Proof of Concept

The following video demonstrates the common issue of Flash files targeting external XML configurations via FlashVars without properly validating the XML file that resides on a trusted domain. Camtasia Studio’s popular presentation software was used to produce the video, which shows the vulnerabilities present in Camtasia’s own ExpressShow SWF files. The developer of the files, Techsmith, has addressed this issue with a patch that must be manually applied (available via Techsmith Security Bulletin 5). The patch restricts generated Flash files to loading XML configurations that reside on the same domain as the Flash file.




HTTP Archive
Guya.net – Flash Bug in Internet Explorer Security Model
OWASP Flash Security Project



Jason Calvert @mystech7
Application Security Engineer
WhiteHat Security, Inc.

Flash + 307 Redirect = Game Over

A vulnerability for Ruby on Rails was recently patched [http://weblog.rubyonrails.org/2011/2/8/csrf-protection-bypass-in-ruby-on-rails].
Why the Patch Was Necessary
The default CSRF prevention built into RAILS has two components: (1) a custom HTTP Header, and (2) a CSRF token in the post body. The default was designed so that only one, rather than both, of the components was required in a request. Modern browser security typically makes this a fairly secure method, because JavaScript cannot create custom HTTP Headers and then have them sent across domains.
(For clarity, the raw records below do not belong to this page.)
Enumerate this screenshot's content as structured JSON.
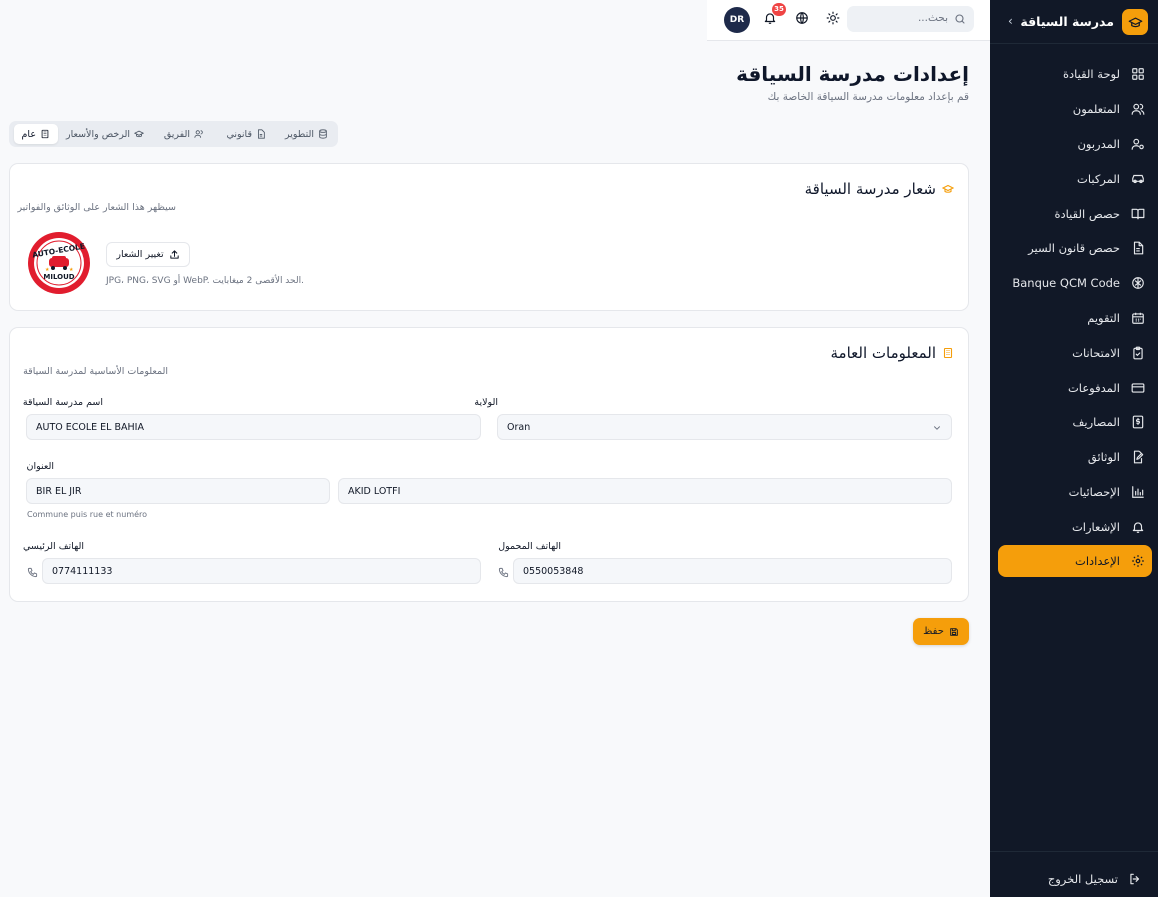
{
  "app": {
    "name": "مدرسة السياقة",
    "collapse_icon": "chevron-left-icon"
  },
  "topbar": {
    "search_placeholder": "بحث...",
    "notifications_count": "35",
    "avatar_initials": "DR"
  },
  "sidebar": {
    "items": [
      {
        "label": "لوحة القيادة",
        "icon": "dashboard-icon"
      },
      {
        "label": "المتعلمون",
        "icon": "users-icon"
      },
      {
        "label": "المدربون",
        "icon": "user-cog-icon"
      },
      {
        "label": "المركبات",
        "icon": "car-icon"
      },
      {
        "label": "حصص القيادة",
        "icon": "book-open-icon"
      },
      {
        "label": "حصص قانون السير",
        "icon": "file-text-icon"
      },
      {
        "label": "Banque QCM Code",
        "icon": "brain-icon"
      },
      {
        "label": "التقويم",
        "icon": "calendar-icon"
      },
      {
        "label": "الامتحانات",
        "icon": "clipboard-check-icon"
      },
      {
        "label": "المدفوعات",
        "icon": "credit-card-icon"
      },
      {
        "label": "المصاريف",
        "icon": "receipt-icon"
      },
      {
        "label": "الوثائق",
        "icon": "file-edit-icon"
      },
      {
        "label": "الإحصائيات",
        "icon": "bar-chart-icon"
      },
      {
        "label": "الإشعارات",
        "icon": "bell-icon"
      },
      {
        "label": "الإعدادات",
        "icon": "settings-icon",
        "active": true
      }
    ],
    "logout_label": "تسجيل الخروج"
  },
  "header": {
    "title": "إعدادات مدرسة السياقة",
    "subtitle": "قم بإعداد معلومات مدرسة السياقة الخاصة بك"
  },
  "tabs": [
    {
      "label": "عام",
      "active": true
    },
    {
      "label": "الرخص والأسعار"
    },
    {
      "label": "الفريق"
    },
    {
      "label": "قانوني"
    },
    {
      "label": "التطوير"
    }
  ],
  "logo_card": {
    "title": "شعار مدرسة السياقة",
    "subtitle": "سيظهر هذا الشعار على الوثائق والفواتير",
    "logo_text_top": "AUTO-ECOLE",
    "logo_text_bottom": "MILOUD",
    "change_button": "تغيير الشعار",
    "hint": "JPG، PNG، SVG أو WebP. الحد الأقصى 2 ميغابايت."
  },
  "info_card": {
    "title": "المعلومات العامة",
    "subtitle": "المعلومات الأساسية لمدرسة السياقة",
    "school_name_label": "اسم مدرسة السياقة",
    "school_name_value": "AUTO ECOLE EL BAHIA",
    "wilaya_label": "الولاية",
    "wilaya_value": "Oran",
    "address_label": "العنوان",
    "address_commune": "BIR EL JIR",
    "address_street": "AKID LOTFI",
    "address_hint": "Commune puis rue et numéro",
    "phone_main_label": "الهاتف الرئيسي",
    "phone_main_value": "0774111133",
    "phone_mobile_label": "الهاتف المحمول",
    "phone_mobile_value": "0550053848"
  },
  "save_button": "حفظ",
  "colors": {
    "accent": "#f59e0b",
    "sidebar_bg": "#111827",
    "badge": "#ef4444"
  }
}
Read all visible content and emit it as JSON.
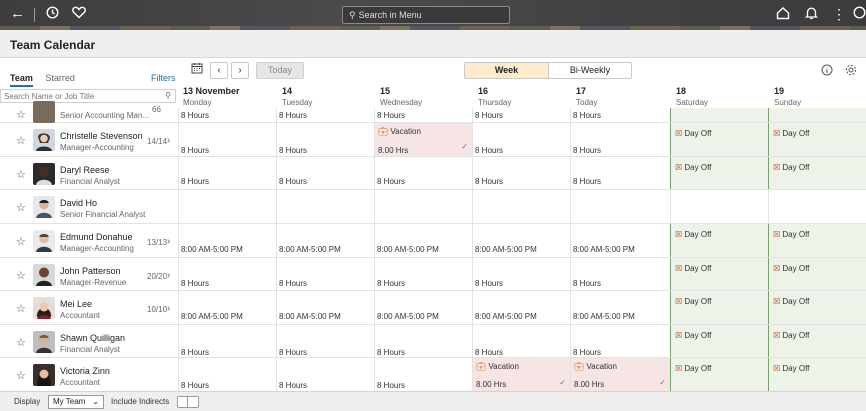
{
  "topbar": {
    "back_icon": "arrow-left-icon",
    "recent_icon": "clock-icon",
    "favorites_icon": "heart-icon",
    "search_placeholder": "Search in Menu",
    "home_icon": "home-icon",
    "notifications_icon": "bell-icon",
    "actions_icon": "kebab-icon"
  },
  "page": {
    "title": "Team Calendar"
  },
  "left_panel": {
    "tabs": [
      {
        "label": "Team",
        "active": true
      },
      {
        "label": "Starred",
        "active": false
      }
    ],
    "filters_label": "Filters",
    "search_placeholder": "Search Name or Job Title"
  },
  "toolbar": {
    "today_label": "Today",
    "views": [
      {
        "label": "Week",
        "selected": true
      },
      {
        "label": "Bi-Weekly",
        "selected": false
      }
    ]
  },
  "days": [
    {
      "date": "13 November",
      "weekday": "Monday"
    },
    {
      "date": "14",
      "weekday": "Tuesday"
    },
    {
      "date": "15",
      "weekday": "Wednesday"
    },
    {
      "date": "16",
      "weekday": "Thursday"
    },
    {
      "date": "17",
      "weekday": "Today"
    },
    {
      "date": "18",
      "weekday": "Saturday"
    },
    {
      "date": "19",
      "weekday": "Sunday"
    }
  ],
  "rows": [
    {
      "name": "",
      "role": "Senior Accounting Man...",
      "count": "66",
      "days": [
        "8 Hours",
        "8 Hours",
        "8 Hours",
        "8 Hours",
        "8 Hours",
        "",
        ""
      ]
    },
    {
      "name": "Christelle Stevenson",
      "role": "Manager-Accounting",
      "count": "14/14",
      "days": [
        "8 Hours",
        "8 Hours",
        "8.00 Hrs",
        "8 Hours",
        "8 Hours",
        "",
        ""
      ]
    },
    {
      "name": "Daryl Reese",
      "role": "Financial Analyst",
      "count": "",
      "days": [
        "8 Hours",
        "8 Hours",
        "8 Hours",
        "8 Hours",
        "8 Hours",
        "",
        ""
      ]
    },
    {
      "name": "David Ho",
      "role": "Senior Financial Analyst",
      "count": "",
      "days": [
        "",
        "",
        "",
        "",
        "",
        "",
        ""
      ]
    },
    {
      "name": "Edmund Donahue",
      "role": "Manager-Accounting",
      "count": "13/13",
      "days": [
        "8:00 AM-5:00 PM",
        "8:00 AM-5:00 PM",
        "8:00 AM-5:00 PM",
        "8:00 AM-5:00 PM",
        "8:00 AM-5:00 PM",
        "",
        ""
      ]
    },
    {
      "name": "John Patterson",
      "role": "Manager-Revenue",
      "count": "20/20",
      "days": [
        "8 Hours",
        "8 Hours",
        "8 Hours",
        "8 Hours",
        "8 Hours",
        "",
        ""
      ]
    },
    {
      "name": "Mei Lee",
      "role": "Accountant",
      "count": "10/10",
      "days": [
        "8:00 AM-5:00 PM",
        "8:00 AM-5:00 PM",
        "8:00 AM-5:00 PM",
        "8:00 AM-5:00 PM",
        "8:00 AM-5:00 PM",
        "",
        ""
      ]
    },
    {
      "name": "Shawn Quilligan",
      "role": "Financial Analyst",
      "count": "",
      "days": [
        "8 Hours",
        "8 Hours",
        "8 Hours",
        "8 Hours",
        "8 Hours",
        "",
        ""
      ]
    },
    {
      "name": "Victoria Zinn",
      "role": "Accountant",
      "count": "",
      "days": [
        "8 Hours",
        "8 Hours",
        "8 Hours",
        "8.00 Hrs",
        "8.00 Hrs",
        "",
        ""
      ]
    }
  ],
  "labels": {
    "vacation": "Vacation",
    "day_off": "Day Off"
  },
  "footer": {
    "display_label": "Display",
    "display_value": "My Team",
    "include_indirects_label": "Include Indirects"
  },
  "colors": {
    "accent": "#2b6aa6",
    "vacation_bg": "#f7e4e4",
    "dayoff_bg": "#eef3ea",
    "week_selected_bg": "#fdebc9"
  }
}
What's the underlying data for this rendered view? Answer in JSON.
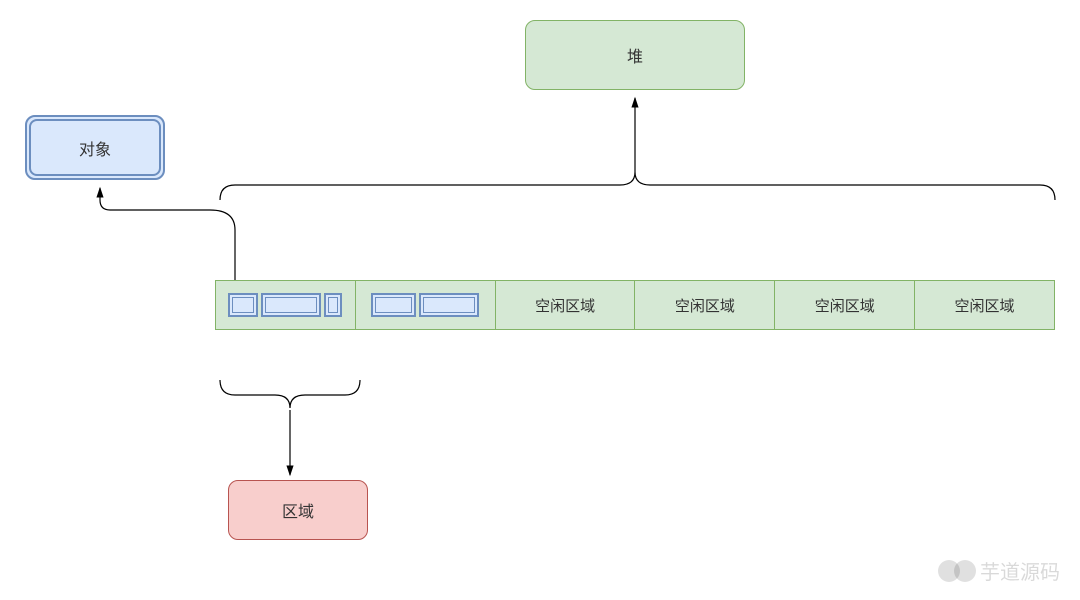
{
  "heap": {
    "label": "堆"
  },
  "object": {
    "label": "对象"
  },
  "region": {
    "label": "区域"
  },
  "memory": {
    "cells": [
      {
        "type": "used",
        "objects": [
          30,
          60,
          18
        ]
      },
      {
        "type": "used",
        "objects": [
          45,
          60
        ]
      },
      {
        "type": "free",
        "label": "空闲区域"
      },
      {
        "type": "free",
        "label": "空闲区域"
      },
      {
        "type": "free",
        "label": "空闲区域"
      },
      {
        "type": "free",
        "label": "空闲区域"
      }
    ]
  },
  "watermark": {
    "text": "芋道源码"
  }
}
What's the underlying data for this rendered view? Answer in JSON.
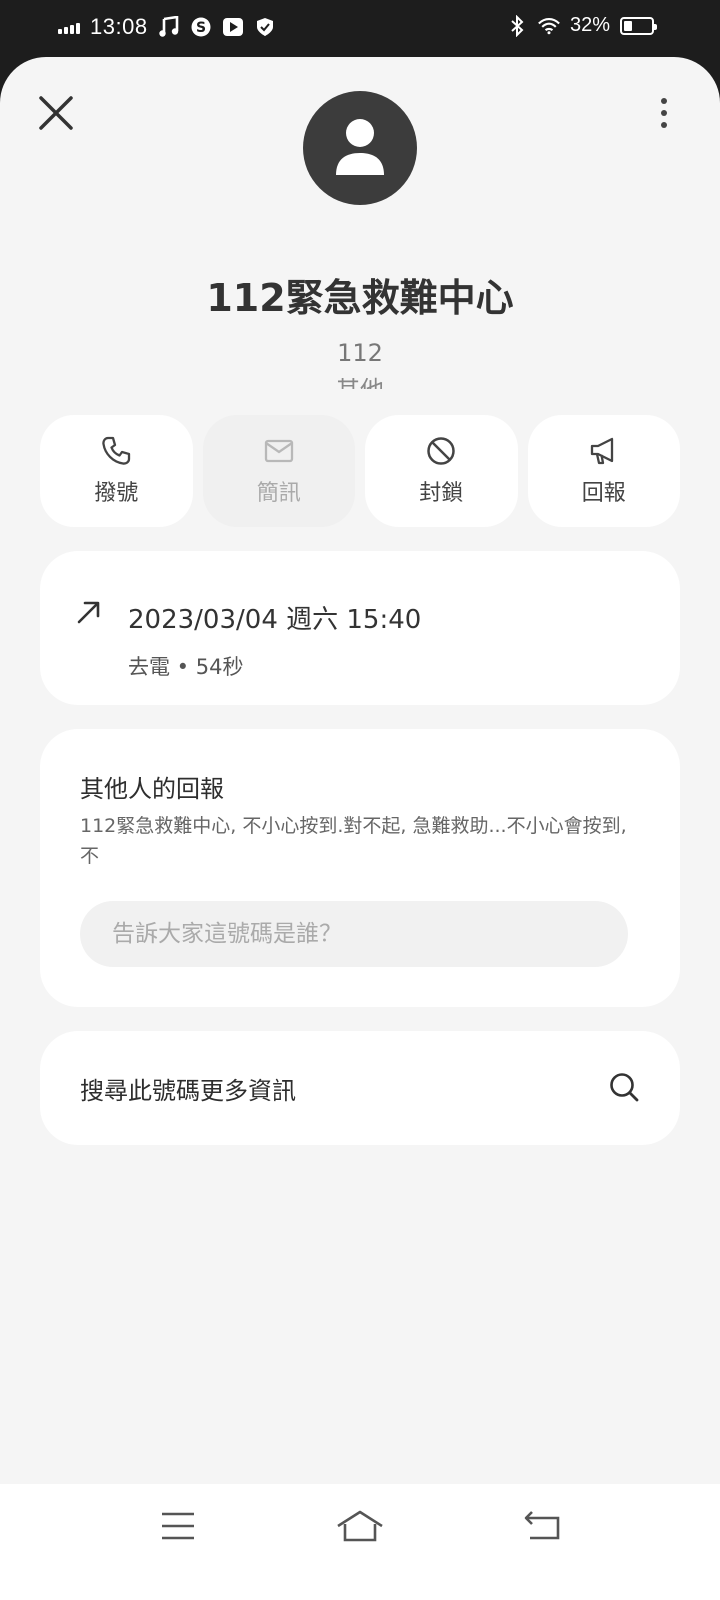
{
  "status_bar": {
    "time": "13:08",
    "battery_text": "32%",
    "battery_level": 0.32,
    "icons": [
      "signal-icon",
      "music-icon",
      "skype-icon",
      "youtube-icon",
      "shield-icon",
      "bluetooth-icon",
      "wifi-icon",
      "battery-icon"
    ]
  },
  "header": {
    "close_icon": "close-icon",
    "more_icon": "more-vertical-icon",
    "avatar_icon": "person-icon"
  },
  "contact": {
    "name": "112緊急救難中心",
    "number": "112",
    "category": "其他"
  },
  "actions": [
    {
      "label": "撥號",
      "icon": "phone-icon",
      "enabled": true
    },
    {
      "label": "簡訊",
      "icon": "message-icon",
      "enabled": false
    },
    {
      "label": "封鎖",
      "icon": "block-icon",
      "enabled": true
    },
    {
      "label": "回報",
      "icon": "megaphone-icon",
      "enabled": true
    }
  ],
  "call_log": {
    "direction_icon": "outgoing-arrow-icon",
    "datetime": "2023/03/04 週六 15:40",
    "meta": "去電 • 54秒"
  },
  "reports": {
    "title": "其他人的回報",
    "text": "112緊急救難中心, 不小心按到.對不起, 急難救助...不小心會按到, 不",
    "input_placeholder": "告訴大家這號碼是誰？"
  },
  "search": {
    "label": "搜尋此號碼更多資訊",
    "icon": "search-icon"
  },
  "nav": {
    "icons": [
      "menu-icon",
      "home-icon",
      "back-icon"
    ]
  },
  "colors": {
    "background": "#f5f5f5",
    "card": "#ffffff",
    "status_bar": "#1d1d1d",
    "avatar": "#3c3c3c",
    "text_primary": "#333333",
    "text_secondary": "#777777"
  }
}
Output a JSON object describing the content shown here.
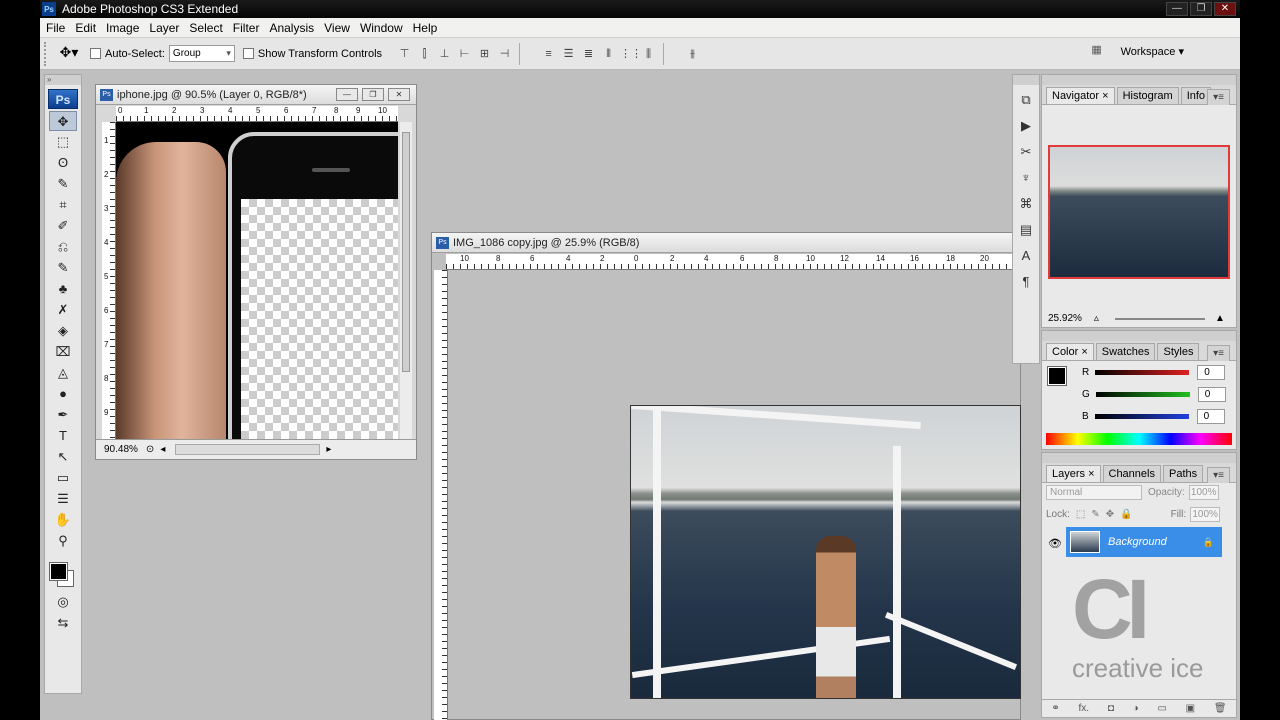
{
  "app": {
    "title": "Adobe Photoshop CS3 Extended",
    "logo": "Ps",
    "window_buttons": [
      "—",
      "❐",
      "✕"
    ]
  },
  "menu": [
    "File",
    "Edit",
    "Image",
    "Layer",
    "Select",
    "Filter",
    "Analysis",
    "View",
    "Window",
    "Help"
  ],
  "options": {
    "auto_select_label": "Auto-Select:",
    "auto_select_value": "Group",
    "show_transform_label": "Show Transform Controls",
    "workspace_label": "Workspace ▾"
  },
  "tools": [
    "✥",
    "⬚",
    "ʘ",
    "✎",
    "⌗",
    "✐",
    "⎌",
    "✎",
    "♣",
    "✗",
    "◈",
    "⌧",
    "◬",
    "●",
    "✒",
    "T",
    "↖",
    "▭",
    "☰",
    "✋",
    "⚲",
    "◎",
    "⇆"
  ],
  "doc1": {
    "title": "iphone.jpg @ 90.5% (Layer 0, RGB/8*)",
    "zoom": "90.48%",
    "ruler_top": [
      "0",
      "1",
      "2",
      "3",
      "4",
      "5",
      "6",
      "7",
      "8",
      "9",
      "10"
    ],
    "ruler_left": [
      "1",
      "2",
      "3",
      "4",
      "5",
      "6",
      "7",
      "8",
      "9"
    ]
  },
  "doc2": {
    "title": "IMG_1086 copy.jpg @ 25.9% (RGB/8)",
    "ruler_top": [
      "10",
      "8",
      "6",
      "4",
      "2",
      "0",
      "2",
      "4",
      "6",
      "8",
      "10",
      "12",
      "14",
      "16",
      "18",
      "20"
    ]
  },
  "navigator": {
    "tabs": [
      "Navigator ×",
      "Histogram",
      "Info"
    ],
    "zoom": "25.92%"
  },
  "color": {
    "tabs": [
      "Color ×",
      "Swatches",
      "Styles"
    ],
    "channels": [
      {
        "label": "R",
        "value": "0",
        "color": "#e02020"
      },
      {
        "label": "G",
        "value": "0",
        "color": "#20c020"
      },
      {
        "label": "B",
        "value": "0",
        "color": "#2040e0"
      }
    ]
  },
  "layers": {
    "tabs": [
      "Layers ×",
      "Channels",
      "Paths"
    ],
    "blend": "Normal",
    "opacity_label": "Opacity:",
    "opacity": "100%",
    "lock_label": "Lock:",
    "fill_label": "Fill:",
    "fill": "100%",
    "layer_name": "Background",
    "footer_icons": [
      "⚭",
      "fx.",
      "◘",
      "◑",
      "▭",
      "▣",
      "🗑"
    ]
  },
  "watermark": {
    "logo": "CI",
    "text": "creative ice"
  }
}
However, a researcher from Google found a way to exploit this issue by using “certain combinations of browser plugins and HTTP redirects.” Because of this discovery, the new patch for Ruby on Rails now requires both components to be in the request, preventing exploitation.
How the Vulnerability Bypassed the Default CSRF Security
A hidden flash file on a website automatically sent the following request:
Flash allowed the site where the file was running to specify POST data and additional headers. But before sending the request, Flash checked the site’s crossdomain.xml file. Attackers then set up their cross domain.xml files as follows:
<?xml version=”1.0″ encoding=”UTF-8″?>
<allow-access-from domain=”*”/>
<allow-http-request-headers-from domain=”*” headers=”*”/>
Based on this, the Flash file understood that it then had permission to send additional header information with its request, and proceeded to send the request with extra headers to
The attacker site returned a 307 redirect. The 307 is like a 302 redirect, but also allows the forwarding of POST data. The Flash application, realizing that the data was going to another Web server, attempted to retrieve the crossdomain.xml file for www.victim.com. Unfortunately, it appears that in certain circumstances, Flash will IGNORE the crossdomain.xml file for victim.com, and rely instead on the original crossdomain.xml file at www.attacker.com. After a confirmation message that would confuse most users, the Flash application sent a new request:
Host: www.victim.com
X-Header: test=data;
Cookie: abc=123
Content-Length: 9
We see here that the POST request was sent to www.victim.com, along with the additional headers and the POST body. This clearly illustrates that Web server frameworks can no longer rely solely on the implied security of additional HTTP Request Headers to prevent CSRF.
Breakdown of the Vulnerability
Mac – Flash Player 10,2,154,12Chrome 9.0.597.94 302 Redirect GET Request, with headers
Chrome 9.0.597.94 307 Redirect Not Sent
Safari 5.0.3 (6533.19.4) 302 Redirect GET Request, with headers
Safari 5.0.3 (6533.19.4) 307 Redirect POST Request, with headers (No Confirmation)
FireFox 3.6.10 302 Redirect GET Request, no headers
FireFox 3.6.10 307 Redirect POST Request, with headers
FireFox 4 beta 8 no bueno
Windows XP – Flash Player
FireFox 3.6.10 302 Redirect GET Request, no headers
FireFox 3.6.10 307 Redirect POST Request, with headers
IE 7 no bueno
IE 8 no bueno